Exactly reproduce all the records, keeping pictures out of the copy.

Segment Start: DATASET CONTENT

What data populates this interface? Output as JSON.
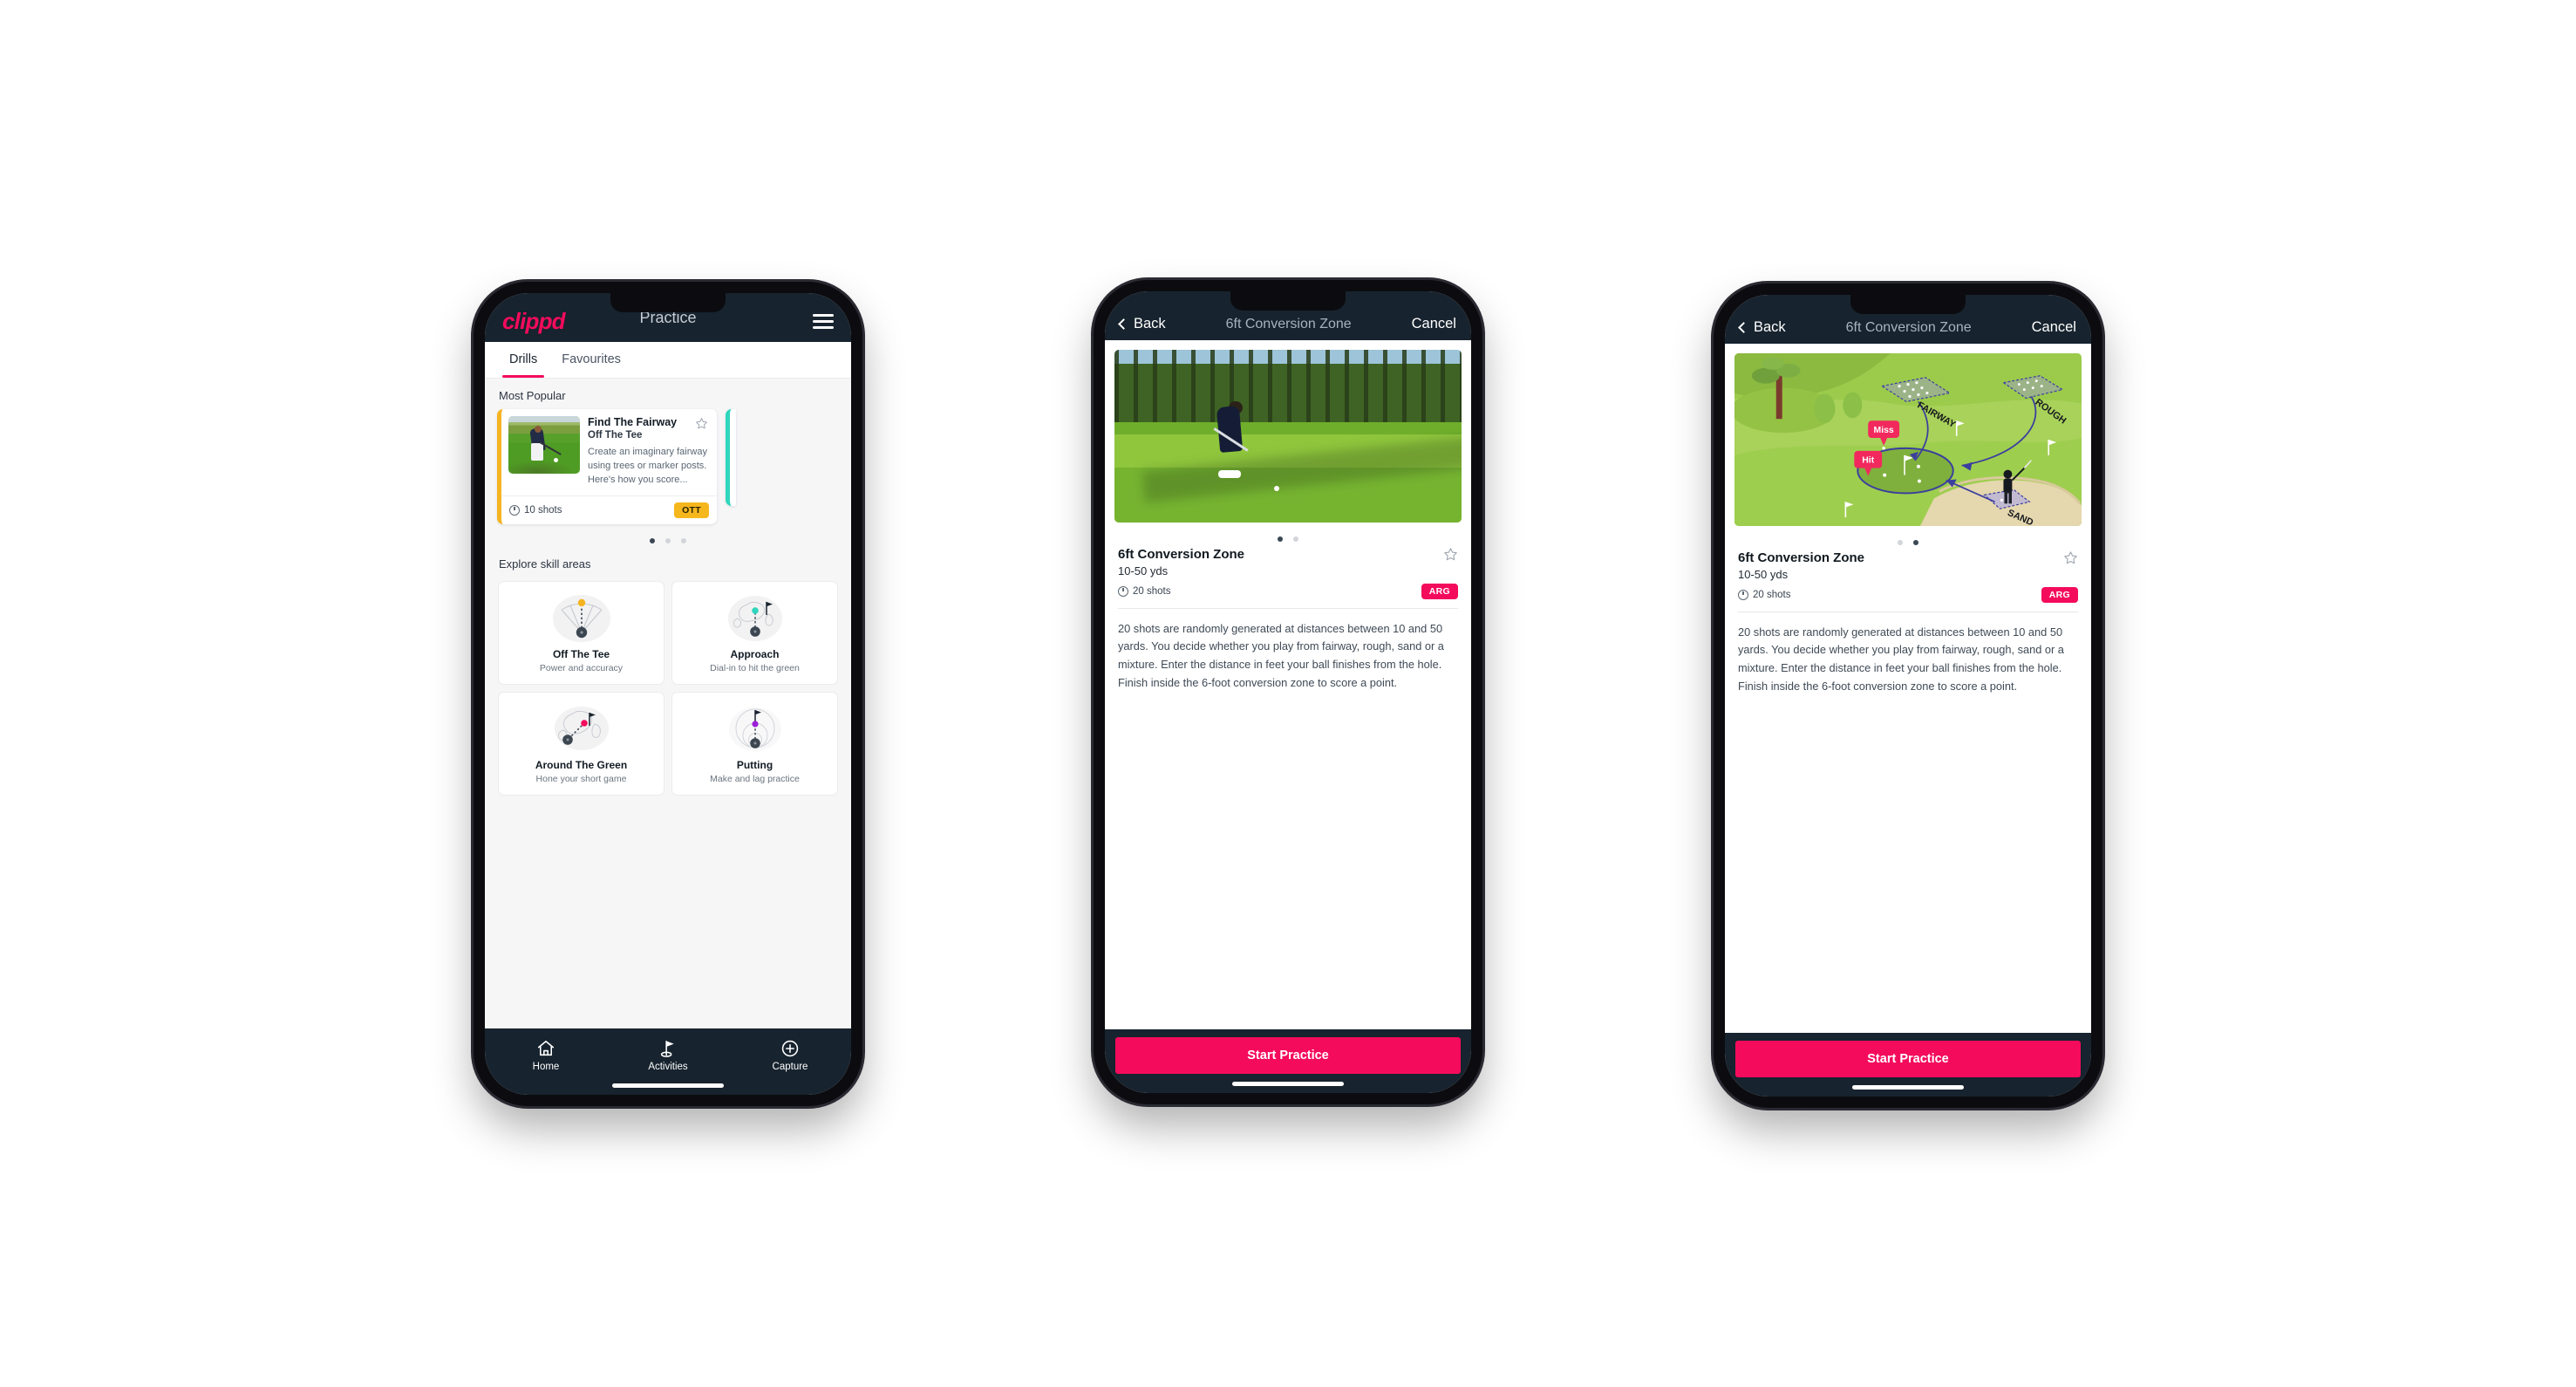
{
  "accent": {
    "pink": "#f40b5c",
    "navy": "#17232e",
    "yellow": "#f6b71d",
    "teal": "#2fd6bd"
  },
  "phone1": {
    "brand": "clippd",
    "header_title": "Practice",
    "menu_icon": "hamburger-menu-icon",
    "tabs": [
      {
        "label": "Drills",
        "active": true
      },
      {
        "label": "Favourites",
        "active": false
      }
    ],
    "most_popular_label": "Most Popular",
    "drill_card": {
      "title": "Find The Fairway",
      "subtitle": "Off The Tee",
      "description": "Create an imaginary fairway using trees or marker posts. Here's how you score...",
      "shots": "10 shots",
      "badge": "OTT",
      "star_icon": "star-outline-icon",
      "clock_icon": "clock-icon",
      "accent_bar": "#f5b420"
    },
    "carousel_dots": [
      true,
      false,
      false
    ],
    "explore_label": "Explore skill areas",
    "skills": [
      {
        "name": "Off The Tee",
        "desc": "Power and accuracy",
        "icon": "off-the-tee-icon",
        "dot_color": "#f5b420"
      },
      {
        "name": "Approach",
        "desc": "Dial-in to hit the green",
        "icon": "approach-icon",
        "dot_color": "#2fd6bd"
      },
      {
        "name": "Around The Green",
        "desc": "Hone your short game",
        "icon": "around-the-green-icon",
        "dot_color": "#f40b5c"
      },
      {
        "name": "Putting",
        "desc": "Make and lag practice",
        "icon": "putting-icon",
        "dot_color": "#9b1fd6"
      }
    ],
    "bottom_nav": [
      {
        "label": "Home",
        "icon": "home-icon"
      },
      {
        "label": "Activities",
        "icon": "golf-flag-icon"
      },
      {
        "label": "Capture",
        "icon": "plus-circle-icon"
      }
    ]
  },
  "phone2": {
    "nav": {
      "back": "Back",
      "title": "6ft Conversion Zone",
      "cancel": "Cancel",
      "back_icon": "chevron-left-icon"
    },
    "media_type": "photo",
    "media_alt": "golfer-chipping-photo",
    "carousel_dots": [
      true,
      false
    ],
    "title": "6ft Conversion Zone",
    "distance": "10-50 yds",
    "shots": "20 shots",
    "badge": "ARG",
    "star_icon": "star-outline-icon",
    "clock_icon": "clock-icon",
    "description": "20 shots are randomly generated at distances between 10 and 50 yards. You decide whether you play from fairway, rough, sand or a mixture. Enter the distance in feet your ball finishes from the hole. Finish inside the 6-foot conversion zone to score a point.",
    "cta": "Start Practice"
  },
  "phone3": {
    "nav": {
      "back": "Back",
      "title": "6ft Conversion Zone",
      "cancel": "Cancel",
      "back_icon": "chevron-left-icon"
    },
    "media_type": "illustration",
    "media_alt": "course-zones-diagram",
    "illustration_labels": {
      "fairway": "FAIRWAY",
      "rough": "ROUGH",
      "sand": "SAND",
      "miss": "Miss",
      "hit": "Hit"
    },
    "carousel_dots": [
      false,
      true
    ],
    "title": "6ft Conversion Zone",
    "distance": "10-50 yds",
    "shots": "20 shots",
    "badge": "ARG",
    "star_icon": "star-outline-icon",
    "clock_icon": "clock-icon",
    "description": "20 shots are randomly generated at distances between 10 and 50 yards. You decide whether you play from fairway, rough, sand or a mixture. Enter the distance in feet your ball finishes from the hole. Finish inside the 6-foot conversion zone to score a point.",
    "cta": "Start Practice"
  }
}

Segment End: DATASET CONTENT

RESPONSE TO THE TASK
What data populates this interface? Output as JSON.
{
  "accent": {
    "pink": "#f40b5c",
    "navy": "#17232e",
    "yellow": "#f6b71d",
    "teal": "#2fd6bd"
  },
  "phone1": {
    "brand": "clippd",
    "header_title": "Practice",
    "menu_icon": "hamburger-menu-icon",
    "tabs": [
      {
        "label": "Drills",
        "active": true
      },
      {
        "label": "Favourites",
        "active": false
      }
    ],
    "most_popular_label": "Most Popular",
    "drill_card": {
      "title": "Find The Fairway",
      "subtitle": "Off The Tee",
      "description": "Create an imaginary fairway using trees or marker posts. Here's how you score...",
      "shots": "10 shots",
      "badge": "OTT",
      "star_icon": "star-outline-icon",
      "clock_icon": "clock-icon",
      "accent_bar": "#f5b420"
    },
    "carousel_dots": [
      true,
      false,
      false
    ],
    "explore_label": "Explore skill areas",
    "skills": [
      {
        "name": "Off The Tee",
        "desc": "Power and accuracy",
        "icon": "off-the-tee-icon",
        "dot_color": "#f5b420"
      },
      {
        "name": "Approach",
        "desc": "Dial-in to hit the green",
        "icon": "approach-icon",
        "dot_color": "#2fd6bd"
      },
      {
        "name": "Around The Green",
        "desc": "Hone your short game",
        "icon": "around-the-green-icon",
        "dot_color": "#f40b5c"
      },
      {
        "name": "Putting",
        "desc": "Make and lag practice",
        "icon": "putting-icon",
        "dot_color": "#9b1fd6"
      }
    ],
    "bottom_nav": [
      {
        "label": "Home",
        "icon": "home-icon"
      },
      {
        "label": "Activities",
        "icon": "golf-flag-icon"
      },
      {
        "label": "Capture",
        "icon": "plus-circle-icon"
      }
    ]
  },
  "phone2": {
    "nav": {
      "back": "Back",
      "title": "6ft Conversion Zone",
      "cancel": "Cancel",
      "back_icon": "chevron-left-icon"
    },
    "media_type": "photo",
    "media_alt": "golfer-chipping-photo",
    "carousel_dots": [
      true,
      false
    ],
    "title": "6ft Conversion Zone",
    "distance": "10-50 yds",
    "shots": "20 shots",
    "badge": "ARG",
    "star_icon": "star-outline-icon",
    "clock_icon": "clock-icon",
    "description": "20 shots are randomly generated at distances between 10 and 50 yards. You decide whether you play from fairway, rough, sand or a mixture. Enter the distance in feet your ball finishes from the hole. Finish inside the 6-foot conversion zone to score a point.",
    "cta": "Start Practice"
  },
  "phone3": {
    "nav": {
      "back": "Back",
      "title": "6ft Conversion Zone",
      "cancel": "Cancel",
      "back_icon": "chevron-left-icon"
    },
    "media_type": "illustration",
    "media_alt": "course-zones-diagram",
    "illustration_labels": {
      "fairway": "FAIRWAY",
      "rough": "ROUGH",
      "sand": "SAND",
      "miss": "Miss",
      "hit": "Hit"
    },
    "carousel_dots": [
      false,
      true
    ],
    "title": "6ft Conversion Zone",
    "distance": "10-50 yds",
    "shots": "20 shots",
    "badge": "ARG",
    "star_icon": "star-outline-icon",
    "clock_icon": "clock-icon",
    "description": "20 shots are randomly generated at distances between 10 and 50 yards. You decide whether you play from fairway, rough, sand or a mixture. Enter the distance in feet your ball finishes from the hole. Finish inside the 6-foot conversion zone to score a point.",
    "cta": "Start Practice"
  }
}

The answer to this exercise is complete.